Survival of the Fittest— Battling Bacteria
Setting the Scene
Bacteria have cell walls made of peptidoglycan, which is made of carbohydrates and proteins. Some bacteria have more proteins in their cell walls and some have more carbohydrates. The combination of protein and carbohydrates allows bacteria to survive in various environments.
The research team studying the bacteria hypothesized that the color of the bacteria’s cell wall and the strength of the cell wall are related. To test the color and cell wall strength hypothesis, your team will conduct an experiment in which a brown bacteria and an orange bacteria are crushed together.
You have 10 brown and 10 orange candies in your evolution materials so that you can perform the experiment below. Watch the video to see the procedure for red vs blue bacteria.
Questions - Answer in your notebook.
- Evolution is a change in the allele frequency of a population over time. (Remember, and allele is just a version of a gene.) We started with equal numbers of brown and orange bacteria. Based on the definition of evolution, did our population of bacteria evolve during the course of this experiment?
- Explain why it is important to use class results and not just the results obtained by an individual team.
- Based on class results, are color and cell wall strength related? Support your answer using data.
- Many antibiotics work by limiting the bacteria's ability to build a strong cell wall. Based on class data, which color bacteria are most likely to survive a treatment of antibiotic so that they can go on to reproduce?
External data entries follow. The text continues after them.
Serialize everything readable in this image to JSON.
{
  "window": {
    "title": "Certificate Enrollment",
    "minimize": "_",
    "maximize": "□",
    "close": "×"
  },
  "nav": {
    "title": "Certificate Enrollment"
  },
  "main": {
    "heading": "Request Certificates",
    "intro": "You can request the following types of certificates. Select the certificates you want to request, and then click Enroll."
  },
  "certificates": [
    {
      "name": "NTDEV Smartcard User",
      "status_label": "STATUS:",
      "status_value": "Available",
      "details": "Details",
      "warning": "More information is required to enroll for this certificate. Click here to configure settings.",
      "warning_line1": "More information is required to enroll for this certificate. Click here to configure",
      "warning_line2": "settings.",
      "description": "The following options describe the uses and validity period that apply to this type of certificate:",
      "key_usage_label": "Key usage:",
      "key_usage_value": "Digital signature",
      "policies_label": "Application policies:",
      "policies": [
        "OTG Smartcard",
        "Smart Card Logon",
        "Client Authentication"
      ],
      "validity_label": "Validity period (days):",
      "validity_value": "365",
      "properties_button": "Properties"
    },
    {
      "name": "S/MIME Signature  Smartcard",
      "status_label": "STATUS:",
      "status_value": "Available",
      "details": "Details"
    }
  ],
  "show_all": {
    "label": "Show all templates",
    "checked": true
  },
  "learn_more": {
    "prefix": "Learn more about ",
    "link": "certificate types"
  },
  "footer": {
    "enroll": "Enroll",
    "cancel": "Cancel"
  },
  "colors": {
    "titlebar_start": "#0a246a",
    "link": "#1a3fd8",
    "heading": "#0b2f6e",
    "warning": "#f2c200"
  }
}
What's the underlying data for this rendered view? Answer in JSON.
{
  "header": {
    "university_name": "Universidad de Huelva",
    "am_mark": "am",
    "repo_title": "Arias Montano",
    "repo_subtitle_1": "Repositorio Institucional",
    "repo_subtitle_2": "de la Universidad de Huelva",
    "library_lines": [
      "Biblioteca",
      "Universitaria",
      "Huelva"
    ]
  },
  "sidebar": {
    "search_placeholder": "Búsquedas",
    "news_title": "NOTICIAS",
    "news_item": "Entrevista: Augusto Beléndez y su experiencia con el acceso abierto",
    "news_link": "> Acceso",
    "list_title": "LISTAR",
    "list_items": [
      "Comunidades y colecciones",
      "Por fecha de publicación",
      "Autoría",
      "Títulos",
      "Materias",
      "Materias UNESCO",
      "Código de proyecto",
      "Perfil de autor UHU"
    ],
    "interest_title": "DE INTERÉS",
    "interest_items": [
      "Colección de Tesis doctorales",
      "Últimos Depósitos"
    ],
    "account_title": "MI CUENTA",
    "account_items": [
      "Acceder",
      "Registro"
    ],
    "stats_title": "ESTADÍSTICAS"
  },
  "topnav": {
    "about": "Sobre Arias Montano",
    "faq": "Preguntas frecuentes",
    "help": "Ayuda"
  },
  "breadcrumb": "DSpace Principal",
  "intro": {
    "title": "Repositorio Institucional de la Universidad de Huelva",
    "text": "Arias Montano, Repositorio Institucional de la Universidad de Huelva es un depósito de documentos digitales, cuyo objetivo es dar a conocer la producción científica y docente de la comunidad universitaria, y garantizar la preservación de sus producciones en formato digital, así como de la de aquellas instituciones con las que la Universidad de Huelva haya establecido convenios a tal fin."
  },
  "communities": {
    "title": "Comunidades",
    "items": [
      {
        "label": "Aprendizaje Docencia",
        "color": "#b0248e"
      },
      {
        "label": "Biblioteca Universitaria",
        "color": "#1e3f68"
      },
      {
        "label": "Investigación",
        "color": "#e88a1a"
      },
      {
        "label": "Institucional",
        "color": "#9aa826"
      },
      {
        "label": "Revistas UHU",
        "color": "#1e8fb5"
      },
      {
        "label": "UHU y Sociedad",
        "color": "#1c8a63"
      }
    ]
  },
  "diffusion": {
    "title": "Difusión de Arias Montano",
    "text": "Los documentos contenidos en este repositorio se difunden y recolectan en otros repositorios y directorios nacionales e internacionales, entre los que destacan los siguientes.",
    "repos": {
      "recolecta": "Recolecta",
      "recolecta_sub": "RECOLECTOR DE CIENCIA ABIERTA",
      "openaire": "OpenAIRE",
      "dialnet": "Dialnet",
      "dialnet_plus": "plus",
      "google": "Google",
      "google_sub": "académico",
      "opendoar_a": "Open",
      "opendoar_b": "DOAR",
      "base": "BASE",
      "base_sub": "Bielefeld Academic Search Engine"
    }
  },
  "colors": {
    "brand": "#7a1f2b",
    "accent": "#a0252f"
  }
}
Explain.
- Assuming the trait for color and cell wall strength are genetic (meaning they can be passed from one generation to the next through reproduction), describe what you think will happen to the population of bacteria after 20 generations?